__Extracted records__:

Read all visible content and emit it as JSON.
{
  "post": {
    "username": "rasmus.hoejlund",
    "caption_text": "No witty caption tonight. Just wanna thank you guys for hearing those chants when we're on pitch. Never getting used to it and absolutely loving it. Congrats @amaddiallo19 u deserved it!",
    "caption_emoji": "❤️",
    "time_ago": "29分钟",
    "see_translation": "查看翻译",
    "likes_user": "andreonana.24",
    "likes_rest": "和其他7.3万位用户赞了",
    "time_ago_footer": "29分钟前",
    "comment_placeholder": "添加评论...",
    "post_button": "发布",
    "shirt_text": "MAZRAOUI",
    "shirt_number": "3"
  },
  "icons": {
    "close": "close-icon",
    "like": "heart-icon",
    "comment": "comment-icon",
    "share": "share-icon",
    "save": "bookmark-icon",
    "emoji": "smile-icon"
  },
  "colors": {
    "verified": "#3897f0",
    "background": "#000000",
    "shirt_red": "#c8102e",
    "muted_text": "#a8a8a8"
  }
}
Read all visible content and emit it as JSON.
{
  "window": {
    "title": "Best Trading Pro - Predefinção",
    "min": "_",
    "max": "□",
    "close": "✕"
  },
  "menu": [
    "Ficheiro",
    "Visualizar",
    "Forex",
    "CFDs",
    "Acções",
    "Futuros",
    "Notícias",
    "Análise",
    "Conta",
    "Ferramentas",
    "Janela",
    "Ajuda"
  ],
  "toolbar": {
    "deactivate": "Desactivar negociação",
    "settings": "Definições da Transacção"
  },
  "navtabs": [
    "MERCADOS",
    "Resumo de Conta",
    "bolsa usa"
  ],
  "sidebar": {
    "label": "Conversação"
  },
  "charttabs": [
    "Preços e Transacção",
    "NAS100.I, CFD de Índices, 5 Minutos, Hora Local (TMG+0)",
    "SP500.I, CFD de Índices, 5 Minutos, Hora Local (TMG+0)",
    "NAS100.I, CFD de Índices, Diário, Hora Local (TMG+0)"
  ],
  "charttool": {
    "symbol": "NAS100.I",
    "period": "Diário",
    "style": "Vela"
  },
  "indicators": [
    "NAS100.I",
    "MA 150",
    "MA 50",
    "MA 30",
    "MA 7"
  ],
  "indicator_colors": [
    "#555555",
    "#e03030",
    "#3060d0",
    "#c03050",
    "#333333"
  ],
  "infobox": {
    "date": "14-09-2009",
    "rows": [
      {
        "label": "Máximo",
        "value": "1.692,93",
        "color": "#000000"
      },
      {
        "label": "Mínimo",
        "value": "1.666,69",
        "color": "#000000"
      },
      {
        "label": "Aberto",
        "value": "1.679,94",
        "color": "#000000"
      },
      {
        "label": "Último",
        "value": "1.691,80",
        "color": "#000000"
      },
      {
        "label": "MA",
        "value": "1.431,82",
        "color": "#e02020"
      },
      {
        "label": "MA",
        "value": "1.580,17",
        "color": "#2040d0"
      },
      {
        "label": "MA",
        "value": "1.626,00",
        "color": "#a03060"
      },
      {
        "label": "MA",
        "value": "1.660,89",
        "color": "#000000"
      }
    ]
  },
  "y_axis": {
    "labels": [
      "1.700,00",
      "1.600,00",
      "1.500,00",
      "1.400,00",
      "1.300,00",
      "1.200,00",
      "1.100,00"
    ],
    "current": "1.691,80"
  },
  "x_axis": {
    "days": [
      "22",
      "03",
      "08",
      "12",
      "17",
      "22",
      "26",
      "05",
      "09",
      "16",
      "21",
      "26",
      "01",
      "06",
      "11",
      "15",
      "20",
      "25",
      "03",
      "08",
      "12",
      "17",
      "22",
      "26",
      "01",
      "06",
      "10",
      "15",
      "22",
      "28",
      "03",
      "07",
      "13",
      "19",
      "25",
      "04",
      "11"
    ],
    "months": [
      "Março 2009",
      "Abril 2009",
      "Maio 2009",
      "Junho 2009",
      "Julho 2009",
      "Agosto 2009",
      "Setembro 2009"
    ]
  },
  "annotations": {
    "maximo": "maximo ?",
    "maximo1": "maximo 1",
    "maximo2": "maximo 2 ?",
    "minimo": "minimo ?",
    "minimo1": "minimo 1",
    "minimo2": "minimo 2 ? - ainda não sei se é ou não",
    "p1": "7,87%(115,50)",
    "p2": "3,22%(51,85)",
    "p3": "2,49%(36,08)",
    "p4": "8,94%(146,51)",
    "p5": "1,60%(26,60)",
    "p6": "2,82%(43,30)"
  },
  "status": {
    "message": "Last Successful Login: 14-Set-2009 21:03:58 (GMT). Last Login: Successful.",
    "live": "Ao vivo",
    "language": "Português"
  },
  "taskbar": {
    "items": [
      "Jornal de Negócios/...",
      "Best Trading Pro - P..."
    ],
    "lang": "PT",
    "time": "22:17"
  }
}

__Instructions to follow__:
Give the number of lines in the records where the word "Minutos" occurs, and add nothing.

__Solved exercise__:
2